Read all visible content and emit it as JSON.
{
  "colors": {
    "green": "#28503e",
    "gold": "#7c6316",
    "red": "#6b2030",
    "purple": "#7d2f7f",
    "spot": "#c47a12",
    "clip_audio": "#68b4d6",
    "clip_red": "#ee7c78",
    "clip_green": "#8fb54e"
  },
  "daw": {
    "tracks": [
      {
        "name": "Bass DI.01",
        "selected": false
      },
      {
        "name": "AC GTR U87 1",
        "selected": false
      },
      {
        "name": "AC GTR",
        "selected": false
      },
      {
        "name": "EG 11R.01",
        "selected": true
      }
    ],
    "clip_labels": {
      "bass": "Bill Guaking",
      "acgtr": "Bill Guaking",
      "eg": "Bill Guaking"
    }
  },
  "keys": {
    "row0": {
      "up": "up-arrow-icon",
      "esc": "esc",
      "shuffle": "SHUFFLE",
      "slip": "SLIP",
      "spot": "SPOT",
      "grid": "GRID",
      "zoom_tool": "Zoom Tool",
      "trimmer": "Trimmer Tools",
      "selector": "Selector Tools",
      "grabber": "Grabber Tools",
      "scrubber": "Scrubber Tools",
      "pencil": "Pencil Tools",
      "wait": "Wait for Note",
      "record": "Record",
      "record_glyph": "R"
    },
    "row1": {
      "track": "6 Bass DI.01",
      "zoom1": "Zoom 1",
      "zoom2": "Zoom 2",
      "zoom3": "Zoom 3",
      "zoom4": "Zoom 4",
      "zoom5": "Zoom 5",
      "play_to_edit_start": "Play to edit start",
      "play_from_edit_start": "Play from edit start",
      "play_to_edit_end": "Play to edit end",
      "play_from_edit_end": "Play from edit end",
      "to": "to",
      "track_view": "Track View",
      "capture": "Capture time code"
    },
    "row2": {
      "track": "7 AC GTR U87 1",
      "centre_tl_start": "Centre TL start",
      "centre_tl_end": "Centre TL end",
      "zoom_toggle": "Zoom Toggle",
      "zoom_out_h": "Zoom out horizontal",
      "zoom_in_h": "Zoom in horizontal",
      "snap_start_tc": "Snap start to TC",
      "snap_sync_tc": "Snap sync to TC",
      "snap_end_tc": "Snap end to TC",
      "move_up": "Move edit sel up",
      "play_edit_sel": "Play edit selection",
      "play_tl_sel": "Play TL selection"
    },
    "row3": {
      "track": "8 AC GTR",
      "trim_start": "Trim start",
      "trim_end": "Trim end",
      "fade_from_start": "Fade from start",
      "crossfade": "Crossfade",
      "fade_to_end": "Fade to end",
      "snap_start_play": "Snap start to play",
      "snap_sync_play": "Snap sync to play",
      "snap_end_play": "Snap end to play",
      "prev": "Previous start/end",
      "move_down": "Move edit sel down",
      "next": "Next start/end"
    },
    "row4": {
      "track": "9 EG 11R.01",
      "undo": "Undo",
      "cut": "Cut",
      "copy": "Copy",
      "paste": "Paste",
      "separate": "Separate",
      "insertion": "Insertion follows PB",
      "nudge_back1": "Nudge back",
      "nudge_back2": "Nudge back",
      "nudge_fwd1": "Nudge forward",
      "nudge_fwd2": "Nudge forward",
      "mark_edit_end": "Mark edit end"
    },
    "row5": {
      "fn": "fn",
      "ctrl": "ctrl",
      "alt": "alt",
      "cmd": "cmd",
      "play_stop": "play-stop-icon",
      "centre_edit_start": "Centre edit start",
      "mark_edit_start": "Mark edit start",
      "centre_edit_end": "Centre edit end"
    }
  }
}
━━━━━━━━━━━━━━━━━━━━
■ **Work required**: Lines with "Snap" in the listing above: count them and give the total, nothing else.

■ **Answer to this exercise**: 6